## What the task requires
What is the count of lines in the data that hold the string "this"? State the number alone.

## Supplied records
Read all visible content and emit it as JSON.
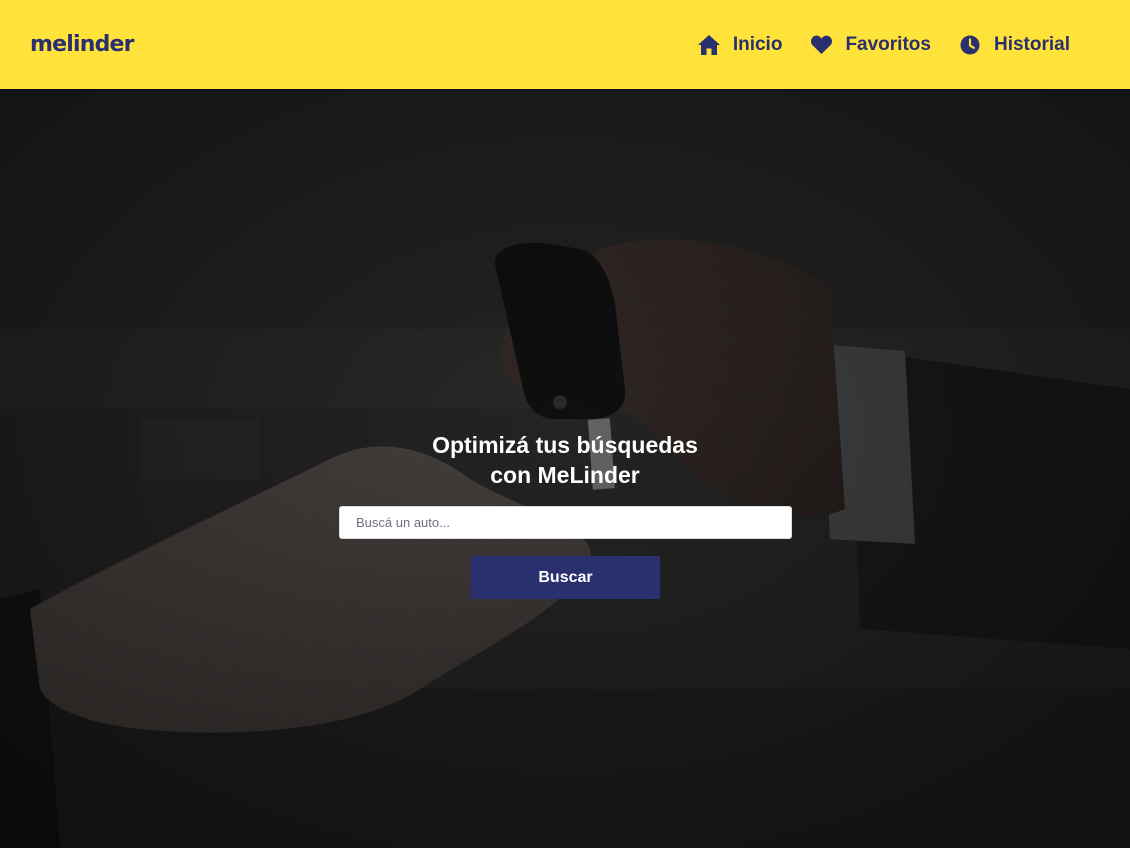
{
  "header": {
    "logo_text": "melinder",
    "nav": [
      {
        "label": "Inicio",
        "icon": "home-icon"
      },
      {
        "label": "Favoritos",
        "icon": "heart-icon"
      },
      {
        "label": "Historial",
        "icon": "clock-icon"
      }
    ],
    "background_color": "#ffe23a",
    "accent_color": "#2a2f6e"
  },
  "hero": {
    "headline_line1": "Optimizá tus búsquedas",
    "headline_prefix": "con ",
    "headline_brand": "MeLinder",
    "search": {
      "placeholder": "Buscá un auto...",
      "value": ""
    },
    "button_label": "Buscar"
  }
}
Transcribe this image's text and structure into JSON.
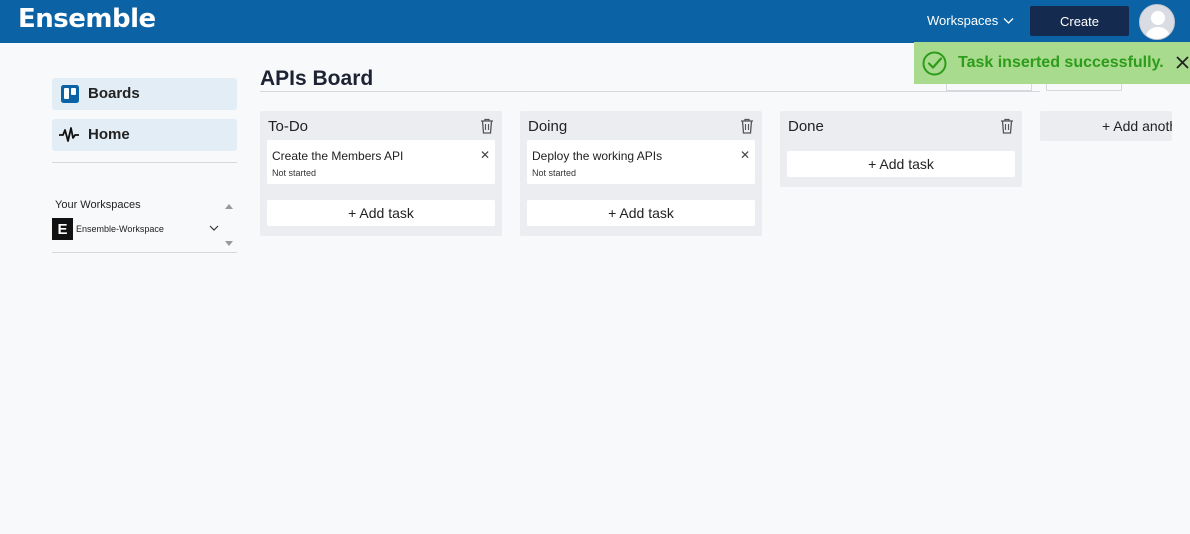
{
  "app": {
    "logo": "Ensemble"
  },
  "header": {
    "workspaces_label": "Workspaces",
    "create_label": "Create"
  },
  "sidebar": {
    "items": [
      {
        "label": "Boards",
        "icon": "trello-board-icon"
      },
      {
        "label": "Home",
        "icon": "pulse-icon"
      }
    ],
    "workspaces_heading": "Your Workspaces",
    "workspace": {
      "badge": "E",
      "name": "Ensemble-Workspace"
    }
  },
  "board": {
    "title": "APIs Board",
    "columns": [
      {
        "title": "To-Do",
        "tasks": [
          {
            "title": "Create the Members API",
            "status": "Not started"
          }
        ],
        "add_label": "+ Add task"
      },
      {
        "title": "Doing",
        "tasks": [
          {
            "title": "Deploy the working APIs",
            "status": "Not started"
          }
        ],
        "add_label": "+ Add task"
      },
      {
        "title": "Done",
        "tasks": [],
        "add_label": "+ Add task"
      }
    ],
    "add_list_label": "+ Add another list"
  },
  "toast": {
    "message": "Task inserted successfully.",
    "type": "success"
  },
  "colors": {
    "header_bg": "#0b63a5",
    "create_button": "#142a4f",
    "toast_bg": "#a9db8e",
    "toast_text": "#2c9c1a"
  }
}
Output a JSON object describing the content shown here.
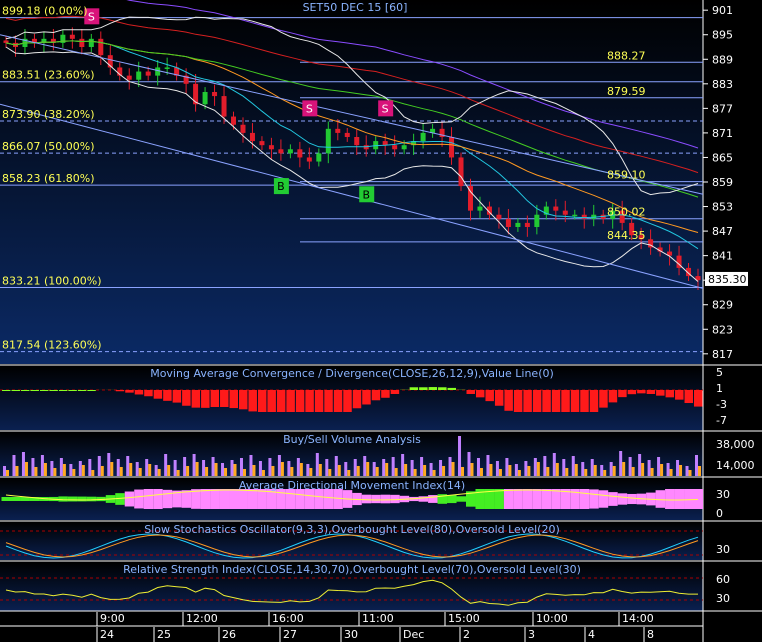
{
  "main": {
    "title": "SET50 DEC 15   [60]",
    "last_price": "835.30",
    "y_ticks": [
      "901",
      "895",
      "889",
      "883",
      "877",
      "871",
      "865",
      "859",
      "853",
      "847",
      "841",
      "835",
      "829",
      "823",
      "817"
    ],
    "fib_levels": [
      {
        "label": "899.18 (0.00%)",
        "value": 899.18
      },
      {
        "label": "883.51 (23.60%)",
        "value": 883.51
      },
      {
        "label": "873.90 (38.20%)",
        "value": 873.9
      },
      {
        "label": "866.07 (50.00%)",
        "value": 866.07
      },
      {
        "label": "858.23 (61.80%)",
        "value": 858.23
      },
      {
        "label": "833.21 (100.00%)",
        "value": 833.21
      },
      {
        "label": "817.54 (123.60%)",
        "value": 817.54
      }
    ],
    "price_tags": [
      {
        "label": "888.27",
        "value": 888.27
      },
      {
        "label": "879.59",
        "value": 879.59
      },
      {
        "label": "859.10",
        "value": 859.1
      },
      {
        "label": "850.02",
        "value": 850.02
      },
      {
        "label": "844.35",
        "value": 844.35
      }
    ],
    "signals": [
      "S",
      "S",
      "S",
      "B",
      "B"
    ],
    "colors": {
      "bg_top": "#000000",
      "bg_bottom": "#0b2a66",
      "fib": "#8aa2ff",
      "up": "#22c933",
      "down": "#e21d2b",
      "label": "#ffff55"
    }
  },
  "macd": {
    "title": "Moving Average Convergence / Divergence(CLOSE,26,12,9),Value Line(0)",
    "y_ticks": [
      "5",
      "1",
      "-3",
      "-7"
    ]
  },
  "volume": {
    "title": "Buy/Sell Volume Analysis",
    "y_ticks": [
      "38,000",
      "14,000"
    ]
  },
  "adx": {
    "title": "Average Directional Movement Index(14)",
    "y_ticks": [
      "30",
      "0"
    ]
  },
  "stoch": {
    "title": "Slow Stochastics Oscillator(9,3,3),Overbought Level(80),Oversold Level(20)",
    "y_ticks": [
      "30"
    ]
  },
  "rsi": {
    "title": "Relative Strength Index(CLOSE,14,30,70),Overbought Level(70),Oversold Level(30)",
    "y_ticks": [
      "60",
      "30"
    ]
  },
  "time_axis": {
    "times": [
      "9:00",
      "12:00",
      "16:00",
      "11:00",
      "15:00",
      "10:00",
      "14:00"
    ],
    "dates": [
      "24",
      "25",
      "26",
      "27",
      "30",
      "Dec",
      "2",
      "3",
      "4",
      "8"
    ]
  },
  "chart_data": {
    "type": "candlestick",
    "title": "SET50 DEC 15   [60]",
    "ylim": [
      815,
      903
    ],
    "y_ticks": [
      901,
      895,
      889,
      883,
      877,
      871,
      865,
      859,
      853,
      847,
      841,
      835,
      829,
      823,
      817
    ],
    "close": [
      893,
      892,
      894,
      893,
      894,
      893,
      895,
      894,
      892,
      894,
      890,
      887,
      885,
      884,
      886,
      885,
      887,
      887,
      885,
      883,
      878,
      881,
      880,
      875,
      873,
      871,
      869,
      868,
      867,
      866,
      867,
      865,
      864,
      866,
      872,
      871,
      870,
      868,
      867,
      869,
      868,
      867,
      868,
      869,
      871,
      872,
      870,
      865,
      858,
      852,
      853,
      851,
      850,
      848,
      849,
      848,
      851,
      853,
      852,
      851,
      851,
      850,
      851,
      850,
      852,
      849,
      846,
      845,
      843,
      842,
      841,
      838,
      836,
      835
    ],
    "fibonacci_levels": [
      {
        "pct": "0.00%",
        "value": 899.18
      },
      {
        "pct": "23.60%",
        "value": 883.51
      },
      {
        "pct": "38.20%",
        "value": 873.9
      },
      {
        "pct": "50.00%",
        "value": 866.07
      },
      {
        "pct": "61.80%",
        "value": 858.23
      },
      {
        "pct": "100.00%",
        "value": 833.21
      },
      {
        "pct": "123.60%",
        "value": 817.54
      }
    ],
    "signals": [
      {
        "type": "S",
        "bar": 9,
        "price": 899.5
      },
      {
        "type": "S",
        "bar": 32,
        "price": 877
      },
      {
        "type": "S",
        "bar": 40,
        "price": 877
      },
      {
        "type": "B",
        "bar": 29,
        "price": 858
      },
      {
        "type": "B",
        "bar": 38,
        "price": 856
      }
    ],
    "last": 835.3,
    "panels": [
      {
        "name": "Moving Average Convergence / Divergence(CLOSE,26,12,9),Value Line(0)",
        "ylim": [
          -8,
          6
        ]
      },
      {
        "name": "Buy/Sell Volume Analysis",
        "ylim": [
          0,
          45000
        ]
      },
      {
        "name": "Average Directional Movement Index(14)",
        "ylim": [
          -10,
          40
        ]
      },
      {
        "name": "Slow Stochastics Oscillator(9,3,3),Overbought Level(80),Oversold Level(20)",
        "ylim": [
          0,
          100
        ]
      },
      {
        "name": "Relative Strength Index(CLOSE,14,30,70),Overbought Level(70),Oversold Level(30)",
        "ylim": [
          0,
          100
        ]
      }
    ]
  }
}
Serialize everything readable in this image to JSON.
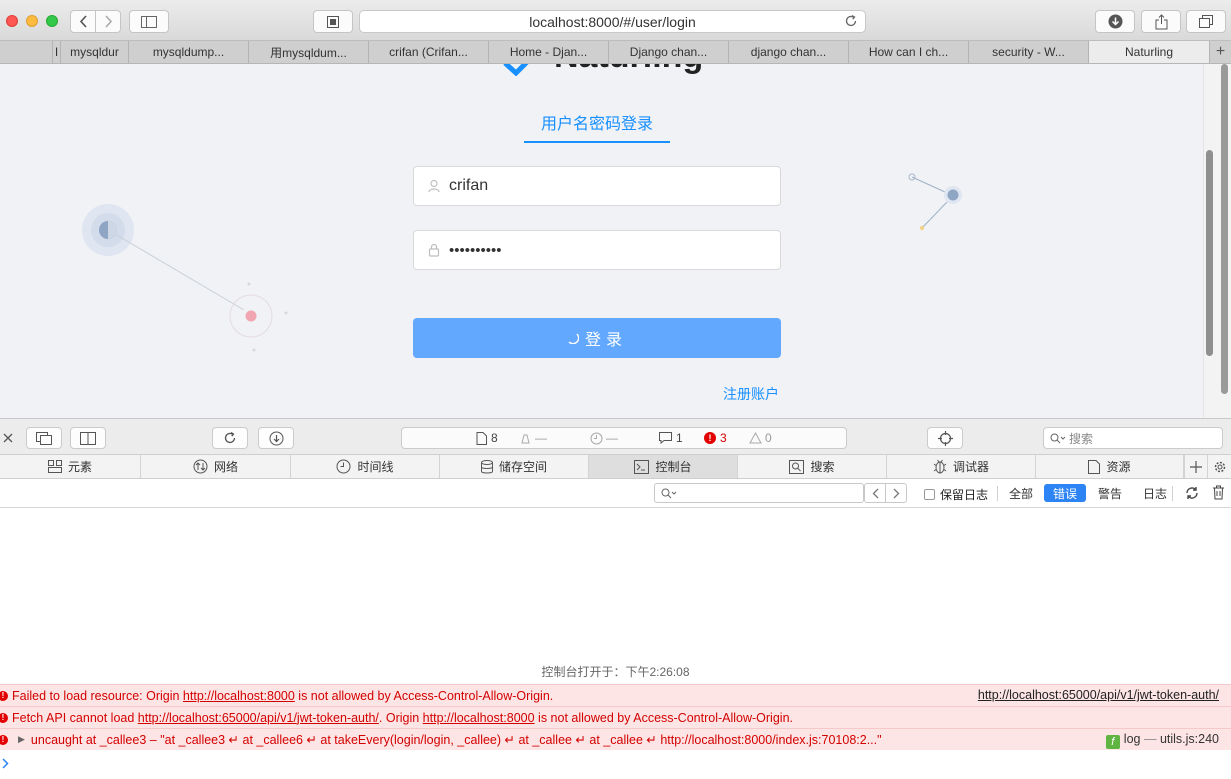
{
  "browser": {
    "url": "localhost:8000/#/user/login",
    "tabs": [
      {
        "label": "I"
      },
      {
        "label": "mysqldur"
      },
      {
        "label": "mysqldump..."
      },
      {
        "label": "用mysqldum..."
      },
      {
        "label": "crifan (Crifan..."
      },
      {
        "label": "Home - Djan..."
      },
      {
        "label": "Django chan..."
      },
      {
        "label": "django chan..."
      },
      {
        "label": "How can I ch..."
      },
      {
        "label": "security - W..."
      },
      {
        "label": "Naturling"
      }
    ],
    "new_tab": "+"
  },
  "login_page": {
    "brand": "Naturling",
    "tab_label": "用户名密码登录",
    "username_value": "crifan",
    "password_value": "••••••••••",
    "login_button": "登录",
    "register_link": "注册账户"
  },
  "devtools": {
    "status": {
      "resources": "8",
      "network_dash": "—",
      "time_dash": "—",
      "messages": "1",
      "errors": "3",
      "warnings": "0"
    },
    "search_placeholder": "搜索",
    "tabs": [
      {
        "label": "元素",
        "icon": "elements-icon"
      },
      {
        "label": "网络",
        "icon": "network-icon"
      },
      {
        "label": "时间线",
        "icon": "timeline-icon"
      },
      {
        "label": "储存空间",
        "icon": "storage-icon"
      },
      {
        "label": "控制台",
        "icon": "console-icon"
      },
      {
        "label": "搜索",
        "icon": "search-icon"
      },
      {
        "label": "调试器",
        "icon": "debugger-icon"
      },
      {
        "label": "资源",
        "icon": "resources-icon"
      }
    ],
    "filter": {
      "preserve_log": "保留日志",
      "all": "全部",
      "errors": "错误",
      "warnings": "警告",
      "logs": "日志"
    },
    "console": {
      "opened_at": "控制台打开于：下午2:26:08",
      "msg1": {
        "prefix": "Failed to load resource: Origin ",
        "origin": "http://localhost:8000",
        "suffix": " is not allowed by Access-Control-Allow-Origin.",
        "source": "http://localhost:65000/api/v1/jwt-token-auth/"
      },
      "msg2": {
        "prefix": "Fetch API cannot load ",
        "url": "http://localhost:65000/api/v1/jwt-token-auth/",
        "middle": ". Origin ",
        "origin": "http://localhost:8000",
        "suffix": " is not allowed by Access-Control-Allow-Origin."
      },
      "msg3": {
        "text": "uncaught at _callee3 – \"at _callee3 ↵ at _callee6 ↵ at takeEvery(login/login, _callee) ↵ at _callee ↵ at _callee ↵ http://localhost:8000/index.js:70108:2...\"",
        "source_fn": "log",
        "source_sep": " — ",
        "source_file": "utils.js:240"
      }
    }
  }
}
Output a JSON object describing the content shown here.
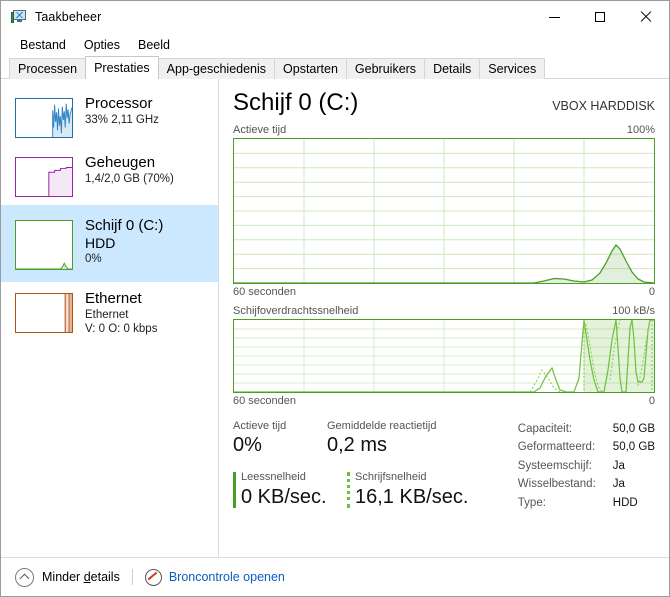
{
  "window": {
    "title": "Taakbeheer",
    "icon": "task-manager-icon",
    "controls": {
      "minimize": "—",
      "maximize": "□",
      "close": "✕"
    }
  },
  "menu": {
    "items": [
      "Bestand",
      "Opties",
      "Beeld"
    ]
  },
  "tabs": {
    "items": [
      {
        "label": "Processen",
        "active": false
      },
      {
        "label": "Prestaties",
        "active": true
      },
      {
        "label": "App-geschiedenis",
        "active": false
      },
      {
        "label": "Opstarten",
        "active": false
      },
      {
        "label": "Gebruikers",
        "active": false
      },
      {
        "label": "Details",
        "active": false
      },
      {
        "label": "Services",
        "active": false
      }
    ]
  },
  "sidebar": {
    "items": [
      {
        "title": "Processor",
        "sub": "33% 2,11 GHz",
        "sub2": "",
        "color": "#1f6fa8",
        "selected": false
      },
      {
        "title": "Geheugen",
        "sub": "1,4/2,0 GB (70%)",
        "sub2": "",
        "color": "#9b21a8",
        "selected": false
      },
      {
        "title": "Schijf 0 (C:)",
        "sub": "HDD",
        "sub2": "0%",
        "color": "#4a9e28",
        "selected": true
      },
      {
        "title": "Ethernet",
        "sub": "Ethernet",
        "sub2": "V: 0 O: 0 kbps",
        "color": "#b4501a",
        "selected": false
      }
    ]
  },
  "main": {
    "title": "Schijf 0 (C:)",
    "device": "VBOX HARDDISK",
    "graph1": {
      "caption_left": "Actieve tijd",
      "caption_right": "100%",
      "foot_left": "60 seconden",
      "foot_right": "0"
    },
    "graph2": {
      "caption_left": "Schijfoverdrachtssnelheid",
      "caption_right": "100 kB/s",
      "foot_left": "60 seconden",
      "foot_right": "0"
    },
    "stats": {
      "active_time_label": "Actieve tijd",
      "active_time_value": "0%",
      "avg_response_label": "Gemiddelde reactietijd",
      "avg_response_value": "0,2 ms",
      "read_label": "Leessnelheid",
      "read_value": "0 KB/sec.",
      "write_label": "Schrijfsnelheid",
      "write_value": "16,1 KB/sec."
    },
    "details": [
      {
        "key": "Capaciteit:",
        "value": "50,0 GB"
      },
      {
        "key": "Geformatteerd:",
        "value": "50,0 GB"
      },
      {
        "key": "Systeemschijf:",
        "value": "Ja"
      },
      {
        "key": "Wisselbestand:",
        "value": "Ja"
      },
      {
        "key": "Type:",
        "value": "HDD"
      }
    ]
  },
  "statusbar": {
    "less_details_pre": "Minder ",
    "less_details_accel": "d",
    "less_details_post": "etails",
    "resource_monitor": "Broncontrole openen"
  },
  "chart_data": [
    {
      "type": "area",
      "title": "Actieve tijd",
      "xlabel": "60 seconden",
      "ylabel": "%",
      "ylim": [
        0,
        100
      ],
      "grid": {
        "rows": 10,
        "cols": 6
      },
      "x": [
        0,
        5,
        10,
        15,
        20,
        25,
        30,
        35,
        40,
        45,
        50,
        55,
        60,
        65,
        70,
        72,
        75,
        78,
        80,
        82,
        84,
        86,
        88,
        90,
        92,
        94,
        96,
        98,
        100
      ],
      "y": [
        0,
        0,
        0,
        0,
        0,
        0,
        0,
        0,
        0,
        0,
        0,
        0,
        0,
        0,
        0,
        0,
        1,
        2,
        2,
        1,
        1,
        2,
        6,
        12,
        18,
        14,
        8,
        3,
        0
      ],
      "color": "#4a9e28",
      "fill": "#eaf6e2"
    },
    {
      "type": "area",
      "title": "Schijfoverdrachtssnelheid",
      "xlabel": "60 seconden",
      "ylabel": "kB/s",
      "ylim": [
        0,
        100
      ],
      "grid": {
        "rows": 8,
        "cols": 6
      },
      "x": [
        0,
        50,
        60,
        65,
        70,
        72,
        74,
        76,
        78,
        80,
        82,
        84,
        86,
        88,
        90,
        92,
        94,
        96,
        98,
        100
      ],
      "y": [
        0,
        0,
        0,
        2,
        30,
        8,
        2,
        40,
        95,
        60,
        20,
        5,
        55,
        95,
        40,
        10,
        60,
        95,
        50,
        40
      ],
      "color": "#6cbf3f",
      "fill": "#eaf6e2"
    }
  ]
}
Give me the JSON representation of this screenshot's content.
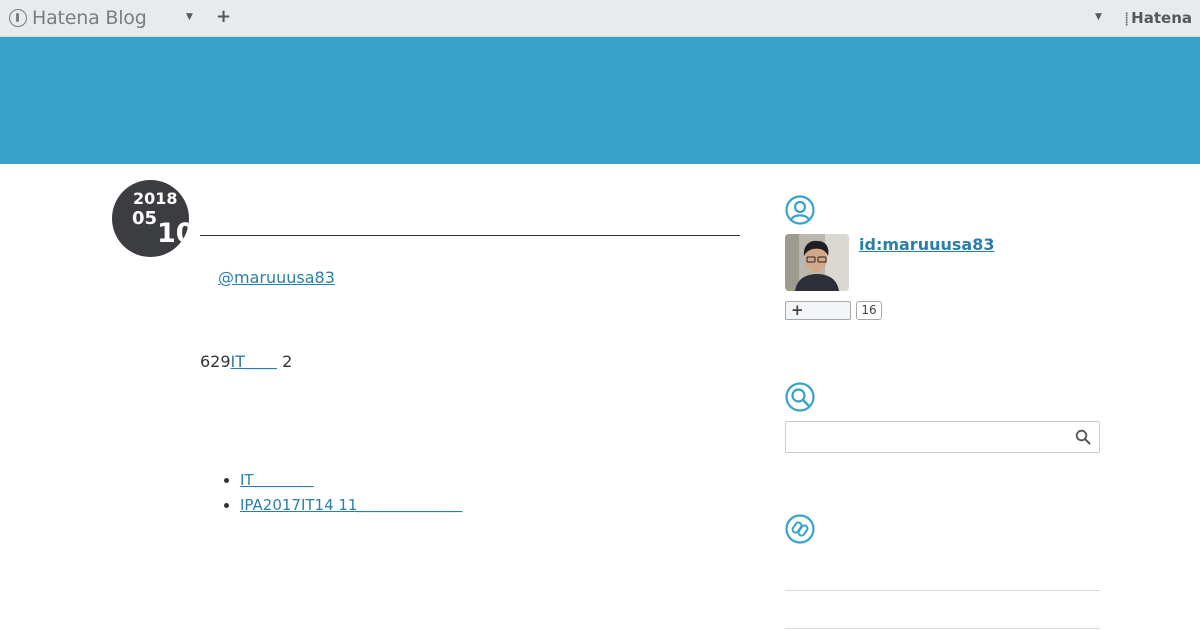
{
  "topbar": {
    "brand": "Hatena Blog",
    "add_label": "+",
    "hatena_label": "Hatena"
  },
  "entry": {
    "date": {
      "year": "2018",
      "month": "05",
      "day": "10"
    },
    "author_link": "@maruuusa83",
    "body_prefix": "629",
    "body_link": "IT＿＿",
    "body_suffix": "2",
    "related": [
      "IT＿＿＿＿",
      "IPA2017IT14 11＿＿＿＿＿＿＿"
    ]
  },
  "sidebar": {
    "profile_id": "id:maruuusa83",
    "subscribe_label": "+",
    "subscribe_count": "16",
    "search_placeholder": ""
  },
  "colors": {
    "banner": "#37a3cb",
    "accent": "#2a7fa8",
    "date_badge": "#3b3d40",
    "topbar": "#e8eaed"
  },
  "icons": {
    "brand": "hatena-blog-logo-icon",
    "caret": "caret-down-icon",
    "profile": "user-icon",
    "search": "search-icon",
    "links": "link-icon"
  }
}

## Response
3